Right of abode settled, for now
The right-of-abode ruling by the city's top court appears to have spared Hong Kong a crisis, at least for the time being. Court of Final Appeal ruled that foreign domestic helpers had no right to claim permanent residency. The decision quashed the hopes of hundreds of thousands who may have wanted to settle here. The court also rejected the government's request to seek Beijing's interpretation of the Basic Law, saying the abode provision was clear enough. Although the ruling has averted the perception of the rule of law being compromised, it leaves open the door for mainlanders to take advantage of our abode regime, which grants residency for their children born here.
Like it or not, the decisions are not going to please everyone. That the domestic helpers feel disappointed is to be expected. But the outcome is likely to be welcomed by the locals, who feared that their rights and benefits would have been shared by outsiders. The abode saga has stirred emotions over the past years. Now that a final ruling has been made, it should be respected.

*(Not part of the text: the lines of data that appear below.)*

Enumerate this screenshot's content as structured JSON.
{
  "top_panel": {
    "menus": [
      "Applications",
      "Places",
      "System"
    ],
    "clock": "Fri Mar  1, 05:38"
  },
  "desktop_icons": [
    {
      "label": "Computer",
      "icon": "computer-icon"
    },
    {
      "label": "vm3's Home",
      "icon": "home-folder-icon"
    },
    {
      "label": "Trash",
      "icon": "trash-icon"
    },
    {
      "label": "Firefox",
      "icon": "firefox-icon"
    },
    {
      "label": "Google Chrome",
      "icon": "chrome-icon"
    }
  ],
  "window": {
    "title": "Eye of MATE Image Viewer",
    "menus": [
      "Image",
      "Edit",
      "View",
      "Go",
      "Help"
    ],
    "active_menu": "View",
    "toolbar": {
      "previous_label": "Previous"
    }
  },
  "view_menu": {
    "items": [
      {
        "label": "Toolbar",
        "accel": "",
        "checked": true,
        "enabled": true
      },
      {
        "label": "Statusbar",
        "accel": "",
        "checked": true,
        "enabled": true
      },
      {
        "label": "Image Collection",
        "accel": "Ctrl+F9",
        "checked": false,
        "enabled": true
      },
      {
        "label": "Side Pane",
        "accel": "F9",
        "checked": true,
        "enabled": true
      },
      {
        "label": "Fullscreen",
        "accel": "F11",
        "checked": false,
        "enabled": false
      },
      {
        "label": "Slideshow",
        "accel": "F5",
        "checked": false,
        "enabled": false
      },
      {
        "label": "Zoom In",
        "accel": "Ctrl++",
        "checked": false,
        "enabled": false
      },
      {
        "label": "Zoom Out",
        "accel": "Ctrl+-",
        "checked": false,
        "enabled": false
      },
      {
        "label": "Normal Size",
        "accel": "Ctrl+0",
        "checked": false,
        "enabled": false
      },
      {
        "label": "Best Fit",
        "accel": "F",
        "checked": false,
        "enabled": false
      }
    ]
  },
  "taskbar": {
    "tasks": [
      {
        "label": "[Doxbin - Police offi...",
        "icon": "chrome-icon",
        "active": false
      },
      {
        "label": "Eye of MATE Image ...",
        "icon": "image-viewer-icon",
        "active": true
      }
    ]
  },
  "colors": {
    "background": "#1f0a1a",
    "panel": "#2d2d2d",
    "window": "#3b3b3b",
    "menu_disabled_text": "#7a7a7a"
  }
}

Unlike the permanent residency given to foreigners who have lived in the city for seven years or more, the court said domestic helpers faced many restrictions and were therefore not qualified as "ordinarily" residing in the city under Article 24 of the Basic Law. The nature of their residence, according to the judges, is highly restrictive in that they are required to live with the employer; and return to their country at the end of the contract.
The top bench said the Article 24 was clear enough and there was no basis for referring to any "extrinsic" materials to help interpretation. This foils the government attempt to kill two birds with one stone by asking Beijing to clarify in one go whether the Basic Law intends to give abode to domestic helpers and mainland children born here. The latter's right was upheld by the top court in 2001. Attention is drawn to whether officials will try to overturn the ruling by appealing to Beijing directly - a step seen by many as detrimental to the rule of law.
With some 200,000 children having benefited from the 2001 ruling, officials are understandably worried about the burden in the long run. But the measures put in place to curb the trend, such as intercepting expectant mothers arriving to give birth and refusing hospital bookings for them, appears to be working. Instead of another interpretation to keep them out, the way forward is to better accommodate the children, who can help rejuvenate our ageing population in future.